The Ohio House has passed a bill that would end state takeovers of local school districts. The process, which has already taken over three districts, would be replaced with a different model.
Critics on the House floor blasted the state’s academic distress commission system that allows the state to take control of failing school districts.
The system was created in 2015 and has since been used in Youngstown, Lorain, and East Cleveland. Opponents says it hasn’t proven to help.
Rep. Michele Lepore-Hagan (D-Youngstown) says the plan did not have enough local control and was rushed through the legislature.
“This vote will make sure that we mark the beginning of the end of an ill-conceived, destructive scheme,” says Lepore-Hagan.
The new plan, HB154, would help failing schools through what’s called the community learning centers model. The bill now goes to the Senate.
Two other bills are circulating in the Statehouse to change the takeover process:
- HB127 - Prohibits the creation of any new academic distress commissions
- SB110 - Modifies the current process with changes that give more power to local officials
Through the current process, the state appoints a CEO to lead an academic distress commission when a school district receives an “F” grade on their report card three years in a row.
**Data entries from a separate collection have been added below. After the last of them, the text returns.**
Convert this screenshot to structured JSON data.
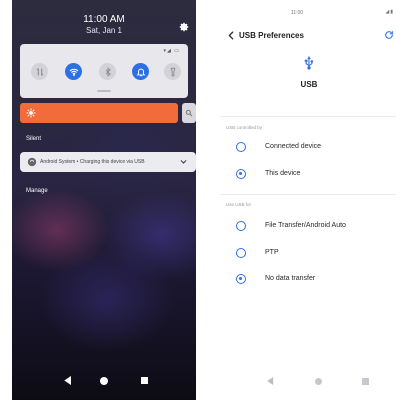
{
  "shade": {
    "time": "11:00 AM",
    "date": "Sat, Jan 1",
    "status_icons": "▾◢ ▭",
    "settings_icon": "gear-icon",
    "quick_toggles": [
      {
        "name": "data-transfer-icon",
        "active": false
      },
      {
        "name": "wifi-icon",
        "active": true
      },
      {
        "name": "bluetooth-icon",
        "active": false
      },
      {
        "name": "notification-bell-icon",
        "active": true
      },
      {
        "name": "flashlight-icon",
        "active": false
      }
    ],
    "brightness_color": "#f26b3a",
    "silent_label": "Silent",
    "notification_text": "Android System • Charging this device via USB",
    "manage_label": "Manage"
  },
  "usb": {
    "time": "11:00",
    "status_icons": "◢▮",
    "title": "USB Preferences",
    "usb_label": "USB",
    "controlled_by_heading": "USB controlled by",
    "controlled_by_options": [
      {
        "label": "Connected device",
        "selected": false
      },
      {
        "label": "This device",
        "selected": true
      }
    ],
    "use_for_heading": "Use USB for",
    "use_for_options": [
      {
        "label": "File Transfer/Android Auto",
        "selected": false
      },
      {
        "label": "PTP",
        "selected": false
      },
      {
        "label": "No data transfer",
        "selected": true
      }
    ],
    "accent_color": "#2f6fe4"
  }
}
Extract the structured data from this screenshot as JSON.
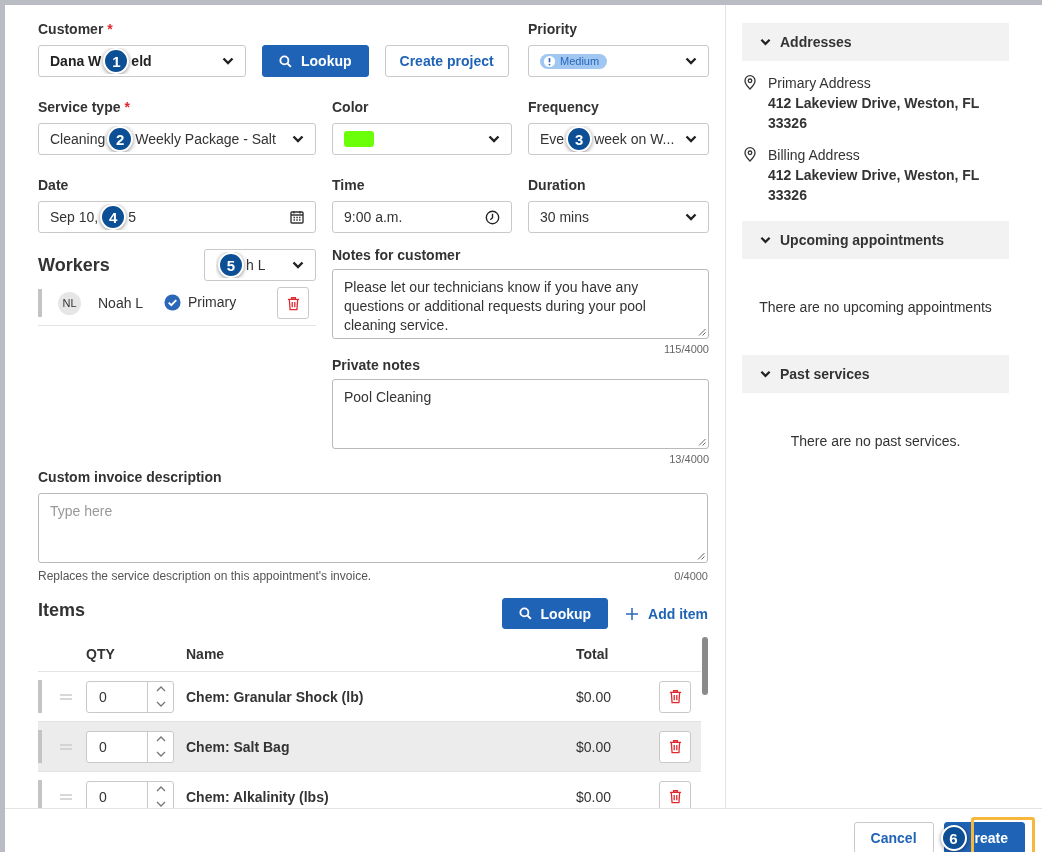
{
  "form": {
    "customer": {
      "label": "Customer",
      "required_mark": "*",
      "value_before": "Dana W",
      "callout": "1",
      "value_after": "eld"
    },
    "lookup_button": "Lookup",
    "create_project_button": "Create project",
    "priority": {
      "label": "Priority",
      "value": "Medium"
    },
    "fields": [
      {
        "label": "Service type",
        "required_mark": "*",
        "kind": "select",
        "value_before": "Cleaning",
        "callout": "2",
        "value_after": "Weekly Package - Salt"
      },
      {
        "label": "Color",
        "kind": "color",
        "color": "#6cff0a"
      },
      {
        "label": "Frequency",
        "kind": "select",
        "value_before": "Eve",
        "callout": "3",
        "value_after": "week on W..."
      },
      {
        "label": "Date",
        "kind": "date",
        "value_before": "Sep 10,",
        "callout": "4",
        "value_after": "5"
      },
      {
        "label": "Time",
        "kind": "time",
        "value": "9:00 a.m."
      },
      {
        "label": "Duration",
        "kind": "select",
        "value": "30 mins"
      }
    ]
  },
  "workers": {
    "title": "Workers",
    "select": {
      "callout": "5",
      "value_after": "h L"
    },
    "list": [
      {
        "initials": "NL",
        "name": "Noah L",
        "primary": true,
        "primary_label": "Primary"
      }
    ]
  },
  "notes": [
    {
      "label": "Notes for customer",
      "value": "Please let our technicians know if you have any questions or additional requests during your pool cleaning service.",
      "counter": "115/4000"
    },
    {
      "label": "Private notes",
      "value": "Pool Cleaning",
      "counter": "13/4000"
    }
  ],
  "invoice_description": {
    "label": "Custom invoice description",
    "placeholder": "Type here",
    "hint": "Replaces the service description on this appointment's invoice.",
    "counter": "0/4000"
  },
  "items": {
    "title": "Items",
    "lookup_button": "Lookup",
    "add_button": "Add item",
    "columns": [
      "QTY",
      "Name",
      "Total"
    ],
    "rows": [
      {
        "qty": "0",
        "name": "Chem: Granular Shock (lb)",
        "total": "$0.00",
        "hovered": false
      },
      {
        "qty": "0",
        "name": "Chem: Salt Bag",
        "total": "$0.00",
        "hovered": true
      },
      {
        "qty": "0",
        "name": "Chem: Alkalinity (lbs)",
        "total": "$0.00",
        "hovered": false
      }
    ]
  },
  "sidebar": {
    "sections": [
      {
        "title": "Addresses",
        "expanded": true,
        "kind": "addresses",
        "addresses": [
          {
            "label": "Primary Address",
            "value": "412 Lakeview Drive, Weston, FL 33326"
          },
          {
            "label": "Billing Address",
            "value": "412 Lakeview Drive, Weston, FL 33326"
          }
        ]
      },
      {
        "title": "Upcoming appointments",
        "expanded": true,
        "kind": "empty",
        "empty_text": "There are no upcoming appointments"
      },
      {
        "title": "Past services",
        "expanded": true,
        "kind": "empty",
        "empty_text": "There are no past services."
      }
    ]
  },
  "footer": {
    "cancel_button": "Cancel",
    "create_button": {
      "callout": "6",
      "text_after": "reate",
      "highlighted": true
    }
  }
}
According to the Ohio Department of Education, Dayton City Schools received its second-consecutive “F” grade in 2018.
The following districts received their first overall “F” in 2018:
- Ashtabula City Schools
- Canton City Schools
- Columbus City Schools
- Euclid City Schools
- Lima City Schools
- Mansfield City Schools
- North College Hill City Schools
- Painesville City Schools and
- Toledo City Schools